Why you should never overcrowd your pool

By Ben Basch September 26, 2014


Why you should never overcrowd your pool

Why you should never overcrowd your pool

When the temperatures crank up in the summer and people in your community have no other way to cool off, chances are they’ll flock to your pool in droves. On the surface, this is a good thing: More patrons means more exposure for your facility, which can draw more funding for pool maintenance and the occasional construction project. In fact, this seems like a pool manager’s dream.

However, overcrowded pools are closer to a nightmare. Packing too many swimmers into the water not only limits how they can enjoy your facility, it also creates potentially unsafe water conditions that could give rise to infections and cause you major issues moving forward. While every pool manager wants their facility to be popular with patrons, overcrowding the water just isn’t worth the trouble.

Overcrowding is less fun for everyone
Every patron comes to your pool with a different idea of what makes swimming fun for them. Some people might like to swim laps for exercise, while others enjoy simply lounging on floatation devices and soaking up some rays. In a pool with a moderate number of swimmers, both of these activities are possible.

In an overcrowded pool where swimmers barely have room to spread their arms, neither of them are. In a scene that’s common in pools around the country, students on Washington state’s Bellingham School District swim team issued a formal complaint to the school about repeatedly renting sections of the facility to outside groups. Three swim teams regularly used the pool in the afternoons until the district began renting out time​ slots to third parties.

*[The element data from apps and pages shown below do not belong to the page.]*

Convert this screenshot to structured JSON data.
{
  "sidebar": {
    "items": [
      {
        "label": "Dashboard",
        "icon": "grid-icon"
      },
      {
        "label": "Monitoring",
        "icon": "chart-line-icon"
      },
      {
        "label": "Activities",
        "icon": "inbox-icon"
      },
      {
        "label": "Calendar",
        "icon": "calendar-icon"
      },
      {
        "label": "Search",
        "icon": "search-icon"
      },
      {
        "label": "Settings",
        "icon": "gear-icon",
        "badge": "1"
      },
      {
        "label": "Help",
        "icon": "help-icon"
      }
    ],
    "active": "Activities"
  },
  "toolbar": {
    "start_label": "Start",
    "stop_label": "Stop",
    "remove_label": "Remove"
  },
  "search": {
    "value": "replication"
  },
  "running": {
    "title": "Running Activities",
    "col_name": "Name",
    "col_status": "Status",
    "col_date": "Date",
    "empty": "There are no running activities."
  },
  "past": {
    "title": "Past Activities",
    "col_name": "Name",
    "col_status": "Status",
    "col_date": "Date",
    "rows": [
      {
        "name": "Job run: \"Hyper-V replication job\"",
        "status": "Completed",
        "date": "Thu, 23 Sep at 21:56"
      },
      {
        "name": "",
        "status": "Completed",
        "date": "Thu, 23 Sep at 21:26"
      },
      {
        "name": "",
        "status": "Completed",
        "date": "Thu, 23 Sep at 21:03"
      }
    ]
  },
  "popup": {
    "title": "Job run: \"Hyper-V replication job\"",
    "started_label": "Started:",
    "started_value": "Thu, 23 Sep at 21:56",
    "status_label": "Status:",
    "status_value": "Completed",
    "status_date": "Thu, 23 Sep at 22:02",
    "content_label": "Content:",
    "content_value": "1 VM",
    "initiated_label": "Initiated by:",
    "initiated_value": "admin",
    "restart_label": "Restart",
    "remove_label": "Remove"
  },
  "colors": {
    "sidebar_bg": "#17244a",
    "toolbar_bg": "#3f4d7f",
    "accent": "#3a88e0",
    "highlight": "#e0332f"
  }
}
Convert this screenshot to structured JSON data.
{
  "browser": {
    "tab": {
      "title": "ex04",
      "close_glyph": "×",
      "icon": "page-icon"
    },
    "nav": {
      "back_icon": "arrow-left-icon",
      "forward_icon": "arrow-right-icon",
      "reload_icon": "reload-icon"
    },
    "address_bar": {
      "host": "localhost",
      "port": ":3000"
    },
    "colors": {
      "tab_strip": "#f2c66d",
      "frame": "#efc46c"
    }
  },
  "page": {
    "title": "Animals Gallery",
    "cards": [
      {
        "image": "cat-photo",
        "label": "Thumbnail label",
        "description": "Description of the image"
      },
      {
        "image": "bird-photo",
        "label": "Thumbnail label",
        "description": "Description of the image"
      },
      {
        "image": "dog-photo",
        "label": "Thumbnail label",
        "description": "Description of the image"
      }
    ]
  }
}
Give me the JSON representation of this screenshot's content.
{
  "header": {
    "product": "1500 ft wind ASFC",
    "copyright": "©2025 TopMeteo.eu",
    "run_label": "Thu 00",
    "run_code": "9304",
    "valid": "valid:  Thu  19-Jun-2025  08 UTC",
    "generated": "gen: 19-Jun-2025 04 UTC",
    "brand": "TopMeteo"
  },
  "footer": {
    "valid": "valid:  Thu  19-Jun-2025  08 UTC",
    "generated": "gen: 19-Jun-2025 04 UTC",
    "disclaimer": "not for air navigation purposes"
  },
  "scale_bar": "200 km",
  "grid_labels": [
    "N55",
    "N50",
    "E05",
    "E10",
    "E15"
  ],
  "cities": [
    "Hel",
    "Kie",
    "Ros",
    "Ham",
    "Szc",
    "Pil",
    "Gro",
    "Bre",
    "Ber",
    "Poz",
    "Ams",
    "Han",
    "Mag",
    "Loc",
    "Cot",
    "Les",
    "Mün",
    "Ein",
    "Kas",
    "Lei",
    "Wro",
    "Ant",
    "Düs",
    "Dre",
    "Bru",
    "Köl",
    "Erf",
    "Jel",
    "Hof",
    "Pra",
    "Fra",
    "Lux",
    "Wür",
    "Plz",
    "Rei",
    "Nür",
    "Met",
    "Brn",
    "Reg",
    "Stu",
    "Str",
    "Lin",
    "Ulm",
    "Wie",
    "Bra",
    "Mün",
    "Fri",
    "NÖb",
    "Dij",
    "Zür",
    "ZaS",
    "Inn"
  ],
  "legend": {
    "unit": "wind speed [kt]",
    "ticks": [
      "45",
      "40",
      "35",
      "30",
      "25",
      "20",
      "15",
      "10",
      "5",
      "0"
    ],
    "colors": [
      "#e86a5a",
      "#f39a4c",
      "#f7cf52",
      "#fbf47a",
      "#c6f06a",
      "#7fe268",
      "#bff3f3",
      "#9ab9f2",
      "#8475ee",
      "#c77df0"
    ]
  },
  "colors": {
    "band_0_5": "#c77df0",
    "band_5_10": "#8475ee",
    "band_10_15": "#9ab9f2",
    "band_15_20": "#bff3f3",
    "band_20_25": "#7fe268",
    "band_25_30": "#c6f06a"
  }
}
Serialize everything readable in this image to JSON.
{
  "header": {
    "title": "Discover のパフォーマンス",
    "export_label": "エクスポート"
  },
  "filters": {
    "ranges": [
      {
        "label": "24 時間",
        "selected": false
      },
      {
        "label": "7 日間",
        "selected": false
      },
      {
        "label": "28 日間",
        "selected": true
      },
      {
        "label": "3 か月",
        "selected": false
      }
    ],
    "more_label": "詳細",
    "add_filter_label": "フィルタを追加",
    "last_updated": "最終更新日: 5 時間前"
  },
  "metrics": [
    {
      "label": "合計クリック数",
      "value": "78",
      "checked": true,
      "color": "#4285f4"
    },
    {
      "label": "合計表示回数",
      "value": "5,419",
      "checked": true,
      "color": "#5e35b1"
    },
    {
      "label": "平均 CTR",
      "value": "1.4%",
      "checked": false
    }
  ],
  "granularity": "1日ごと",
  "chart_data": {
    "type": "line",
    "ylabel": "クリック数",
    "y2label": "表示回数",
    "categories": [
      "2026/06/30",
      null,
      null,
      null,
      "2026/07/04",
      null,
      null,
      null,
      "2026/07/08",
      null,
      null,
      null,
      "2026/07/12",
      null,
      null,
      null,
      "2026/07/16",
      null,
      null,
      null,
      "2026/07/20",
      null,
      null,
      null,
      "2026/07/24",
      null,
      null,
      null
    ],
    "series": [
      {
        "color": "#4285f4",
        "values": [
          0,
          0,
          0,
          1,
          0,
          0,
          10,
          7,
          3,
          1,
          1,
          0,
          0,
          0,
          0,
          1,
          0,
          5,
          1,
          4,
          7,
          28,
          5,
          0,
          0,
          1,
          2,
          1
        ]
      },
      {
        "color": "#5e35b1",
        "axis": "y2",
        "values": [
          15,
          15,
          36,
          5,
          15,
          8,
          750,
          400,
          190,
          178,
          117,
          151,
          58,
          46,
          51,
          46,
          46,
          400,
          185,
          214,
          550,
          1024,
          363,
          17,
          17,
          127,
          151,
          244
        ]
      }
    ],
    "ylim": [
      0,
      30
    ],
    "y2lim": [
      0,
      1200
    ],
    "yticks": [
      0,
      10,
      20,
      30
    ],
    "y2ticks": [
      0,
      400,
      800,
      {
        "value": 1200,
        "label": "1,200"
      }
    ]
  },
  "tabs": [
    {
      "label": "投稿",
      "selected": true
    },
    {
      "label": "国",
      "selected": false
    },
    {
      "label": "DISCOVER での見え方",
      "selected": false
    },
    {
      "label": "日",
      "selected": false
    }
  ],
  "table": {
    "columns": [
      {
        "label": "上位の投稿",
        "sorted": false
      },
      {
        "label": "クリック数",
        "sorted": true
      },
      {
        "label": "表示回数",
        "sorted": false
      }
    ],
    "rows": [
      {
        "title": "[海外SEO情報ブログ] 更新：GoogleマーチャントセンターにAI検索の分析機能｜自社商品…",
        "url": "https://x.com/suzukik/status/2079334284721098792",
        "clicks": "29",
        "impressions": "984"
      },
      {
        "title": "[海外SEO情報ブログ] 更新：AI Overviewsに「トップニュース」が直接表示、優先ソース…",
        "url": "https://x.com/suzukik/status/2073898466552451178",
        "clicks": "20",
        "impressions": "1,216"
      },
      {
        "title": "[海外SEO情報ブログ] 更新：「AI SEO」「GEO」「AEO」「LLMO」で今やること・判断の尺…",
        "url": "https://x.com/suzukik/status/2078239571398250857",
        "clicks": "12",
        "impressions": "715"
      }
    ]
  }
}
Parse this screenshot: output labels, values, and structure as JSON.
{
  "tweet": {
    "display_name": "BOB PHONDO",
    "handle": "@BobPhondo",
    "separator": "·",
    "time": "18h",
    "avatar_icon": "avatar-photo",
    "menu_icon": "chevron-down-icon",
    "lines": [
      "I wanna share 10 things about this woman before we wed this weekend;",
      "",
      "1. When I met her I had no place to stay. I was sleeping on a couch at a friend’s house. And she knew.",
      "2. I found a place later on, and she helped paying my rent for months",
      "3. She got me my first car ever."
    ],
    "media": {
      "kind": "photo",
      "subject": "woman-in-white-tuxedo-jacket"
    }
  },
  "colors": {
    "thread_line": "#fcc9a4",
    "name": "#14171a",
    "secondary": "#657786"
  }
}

“If you go swimming while [the other groups are] there, only two lanes are open to students,” Amber Hixson, a graduate student at Western Washington University, whose students also have access to the pool, told Western Front Online. “If there’s more than a couple of people swimming, it’s really crowded in those two lanes.”

Overcrowding limits what patrons can do on both sides. Lap swimmers have less room to exercise, and other patrons are also prohibited from entering those lanes. Both groups have less pool to work with, which makes your facility less fun for all involved.

Overcrowding creates unsafe conditions
Pool managers know that it’s hard enough already keeping chemical levels at a safe balance in pools that aren’t regularly overcrowded, but a facility packed with patrons who don’t have the room to move around only compounds the problem.

China is notorious for the number of people that flock to large pools in the summer, and several recent incidents prove that overcrowding creates dangerous water conditions. Amusing Planet explained that pools as large as 30,000 square meters pack up to 10,000 swimmers into the water at a single time. One wavepool in Beijing allows up to 230,000 swimmers.

It’s nearly impossible for pool managers to control the chemical levels of the water with so many people bringing contaminants into these facilities. According to a report from China’s Health Ministry, 10 percent of the public facilities in the country exceeded the upper safety limit for urine byproducts. In 2008, one man died and more than 3,000 were injured from contaminated water in a Beijing pool.

Most patrons will understand that the number of swimmers needs to be capped to ensure everyone has a fun and safe experience. You can experiment with timed periods where swimmers rotate in and out of the water, or you might want to implement a hard cap on the number of people allowed in your pool. Whatever you choose to do, avoiding overcrowding should be a top priority for pool management this summer.